> **EXERCISE DETAILS**
Using the entries that follow, count the lines containing the word "актуальность" and give that number by itself.

> **Data records for software interfaces**
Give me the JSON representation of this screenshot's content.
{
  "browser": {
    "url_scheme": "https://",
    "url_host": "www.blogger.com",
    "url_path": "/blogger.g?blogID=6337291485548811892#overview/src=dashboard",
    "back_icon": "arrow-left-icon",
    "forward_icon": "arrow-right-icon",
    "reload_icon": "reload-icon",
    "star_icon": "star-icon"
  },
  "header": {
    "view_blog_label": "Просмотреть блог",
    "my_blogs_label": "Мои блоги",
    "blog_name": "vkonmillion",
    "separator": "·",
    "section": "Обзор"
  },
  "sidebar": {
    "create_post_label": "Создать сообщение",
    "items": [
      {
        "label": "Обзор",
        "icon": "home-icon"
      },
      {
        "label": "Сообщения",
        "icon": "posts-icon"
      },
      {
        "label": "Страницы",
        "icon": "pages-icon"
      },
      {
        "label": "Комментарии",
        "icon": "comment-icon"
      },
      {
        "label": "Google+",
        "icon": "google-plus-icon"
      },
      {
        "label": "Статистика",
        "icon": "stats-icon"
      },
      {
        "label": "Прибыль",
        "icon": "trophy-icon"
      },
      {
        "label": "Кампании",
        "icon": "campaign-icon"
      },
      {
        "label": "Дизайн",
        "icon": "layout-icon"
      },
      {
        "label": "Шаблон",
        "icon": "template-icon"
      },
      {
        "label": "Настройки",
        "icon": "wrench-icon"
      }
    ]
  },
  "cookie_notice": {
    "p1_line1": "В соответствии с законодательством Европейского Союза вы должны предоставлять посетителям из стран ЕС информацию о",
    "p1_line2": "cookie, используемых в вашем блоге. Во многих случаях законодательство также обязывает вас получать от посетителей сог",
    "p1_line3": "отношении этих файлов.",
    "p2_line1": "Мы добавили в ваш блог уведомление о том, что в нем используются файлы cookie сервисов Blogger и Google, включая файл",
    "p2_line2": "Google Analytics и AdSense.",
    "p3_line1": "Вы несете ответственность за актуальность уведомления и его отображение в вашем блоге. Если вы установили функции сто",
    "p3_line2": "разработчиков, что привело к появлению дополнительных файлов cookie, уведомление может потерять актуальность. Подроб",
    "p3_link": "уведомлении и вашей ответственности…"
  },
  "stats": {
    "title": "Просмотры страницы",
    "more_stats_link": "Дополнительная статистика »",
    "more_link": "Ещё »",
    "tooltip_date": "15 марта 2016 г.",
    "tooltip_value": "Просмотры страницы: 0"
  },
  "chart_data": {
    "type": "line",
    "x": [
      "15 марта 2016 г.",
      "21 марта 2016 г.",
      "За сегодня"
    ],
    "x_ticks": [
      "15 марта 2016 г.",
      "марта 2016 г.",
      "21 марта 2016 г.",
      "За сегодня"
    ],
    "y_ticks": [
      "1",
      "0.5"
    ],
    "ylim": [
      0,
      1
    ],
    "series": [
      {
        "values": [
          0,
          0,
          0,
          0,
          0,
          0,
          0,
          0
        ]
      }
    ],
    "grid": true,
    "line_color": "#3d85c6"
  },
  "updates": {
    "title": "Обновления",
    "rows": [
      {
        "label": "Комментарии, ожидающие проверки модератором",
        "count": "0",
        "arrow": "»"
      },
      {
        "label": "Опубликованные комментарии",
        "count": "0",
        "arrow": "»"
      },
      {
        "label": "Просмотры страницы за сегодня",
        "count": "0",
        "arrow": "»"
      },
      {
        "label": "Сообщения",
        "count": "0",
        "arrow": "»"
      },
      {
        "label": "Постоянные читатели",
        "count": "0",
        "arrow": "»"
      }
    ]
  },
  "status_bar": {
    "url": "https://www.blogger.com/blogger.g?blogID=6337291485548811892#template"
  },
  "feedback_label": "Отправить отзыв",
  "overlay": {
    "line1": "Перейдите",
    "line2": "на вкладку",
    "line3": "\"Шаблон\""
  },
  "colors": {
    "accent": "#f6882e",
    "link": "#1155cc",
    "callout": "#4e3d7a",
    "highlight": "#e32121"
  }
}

> **ANSWER SPACE**
2